## TASK PROMPT
If a line in the data below holds the word "Analytics", copy it.

## EXTRACTED ENTRIES
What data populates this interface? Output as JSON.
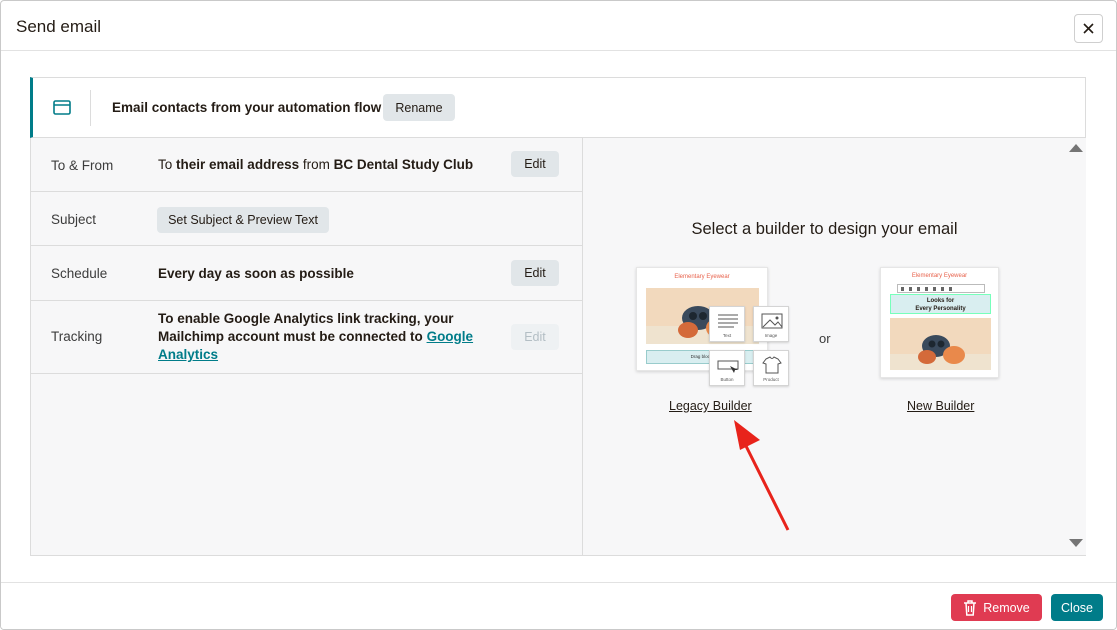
{
  "modal": {
    "title": "Send email",
    "close_icon": "close-icon"
  },
  "flow": {
    "icon": "mail-icon",
    "text": "Email contacts from your automation flow",
    "rename_label": "Rename",
    "accent_color": "#007c89"
  },
  "rows": {
    "to_from": {
      "label": "To & From",
      "to_prefix": "To",
      "to_value": "their email address",
      "from_prefix": "from",
      "from_value": "BC Dental Study Club",
      "edit_label": "Edit"
    },
    "subject": {
      "label": "Subject",
      "button_label": "Set Subject & Preview Text"
    },
    "schedule": {
      "label": "Schedule",
      "value": "Every day as soon as possible",
      "edit_label": "Edit"
    },
    "tracking": {
      "label": "Tracking",
      "text": "To enable Google Analytics link tracking, your Mailchimp account must be connected to",
      "link_text": "Google Analytics",
      "edit_label": "Edit"
    }
  },
  "builder": {
    "title": "Select a builder to design your email",
    "or_text": "or",
    "legacy": {
      "link_label": "Legacy Builder",
      "preview_header": "Elementary Eyewear",
      "preview_button": "Drag blocks",
      "blocks": [
        "Text",
        "Image",
        "Button",
        "Product"
      ]
    },
    "new": {
      "link_label": "New Builder",
      "preview_header": "Elementary Eyewear",
      "preview_headline_1": "Looks for",
      "preview_headline_2": "Every Personality"
    }
  },
  "footer": {
    "remove_label": "Remove",
    "close_label": "Close",
    "remove_color": "#e03b52",
    "close_color": "#007c89"
  }
}
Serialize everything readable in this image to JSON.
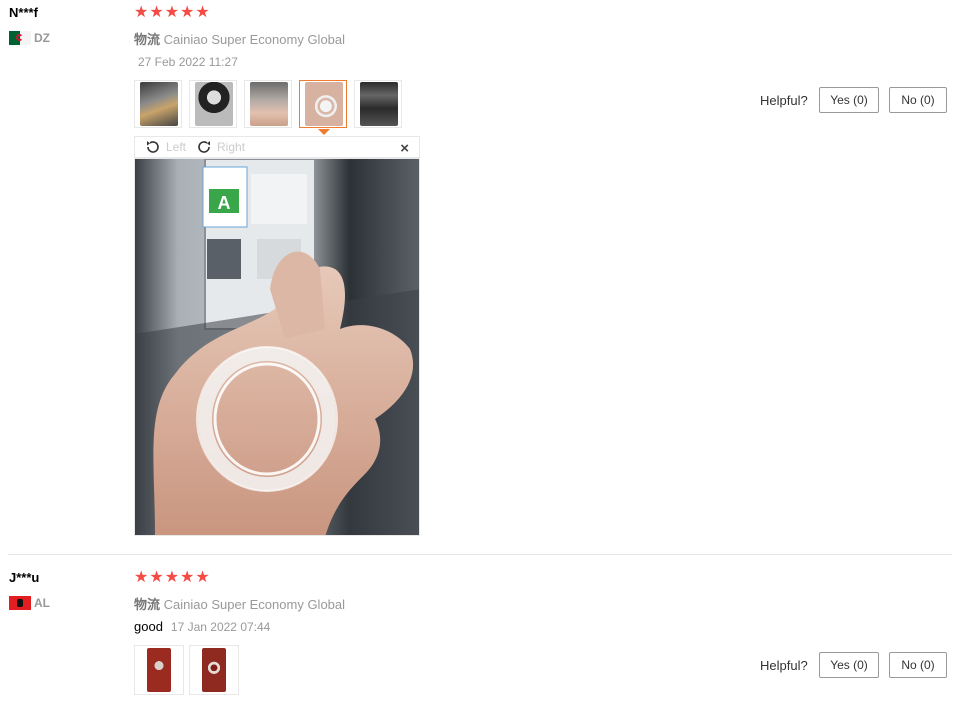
{
  "reviews": [
    {
      "username": "N***f",
      "country": "DZ",
      "rating": 5,
      "logistics_prefix": "物流",
      "logistics": "Cainiao Super Economy Global",
      "comment": "",
      "date": "27 Feb 2022 11:27",
      "helpful_label": "Helpful?",
      "yes_label": "Yes (0)",
      "no_label": "No (0)",
      "viewer": {
        "left_label": "Left",
        "right_label": "Right",
        "close_label": "×"
      }
    },
    {
      "username": "J***u",
      "country": "AL",
      "rating": 5,
      "logistics_prefix": "物流",
      "logistics": "Cainiao Super Economy Global",
      "comment": "good",
      "date": "17 Jan 2022 07:44",
      "helpful_label": "Helpful?",
      "yes_label": "Yes (0)",
      "no_label": "No (0)"
    }
  ],
  "colors": {
    "star": "#f44b45",
    "active_thumb_border": "#f07c33"
  }
}
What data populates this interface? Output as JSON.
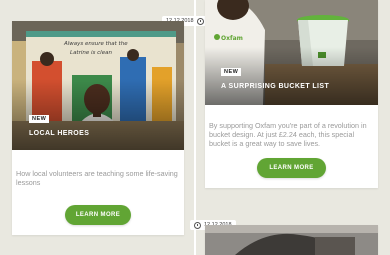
{
  "timeline": {
    "dates": [
      "12 12 2018",
      "12 12 2018"
    ]
  },
  "cards": [
    {
      "tag": "NEW",
      "title": "LOCAL HEROES",
      "mural_text": "Always ensure that the Latrine is clean",
      "description": "How local volunteers are teaching some life-saving lessons",
      "button": "LEARN MORE"
    },
    {
      "tag": "NEW",
      "title": "A SURPRISING BUCKET LIST",
      "shirt_brand": "Oxfam",
      "description": "By supporting Oxfam you're part of a revolution in bucket design. At just £2.24 each, this special bucket is a great way to save lives.",
      "button": "LEARN MORE"
    }
  ],
  "colors": {
    "background": "#e9e8e0",
    "button": "#61a534",
    "muted_text": "#9a9a9a"
  }
}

## RESPONSE TO THE TASK
      "text": "To enable Google Analytics link tracking, your Mailchimp account must be connected to",
      "link_text": "Google Analytics",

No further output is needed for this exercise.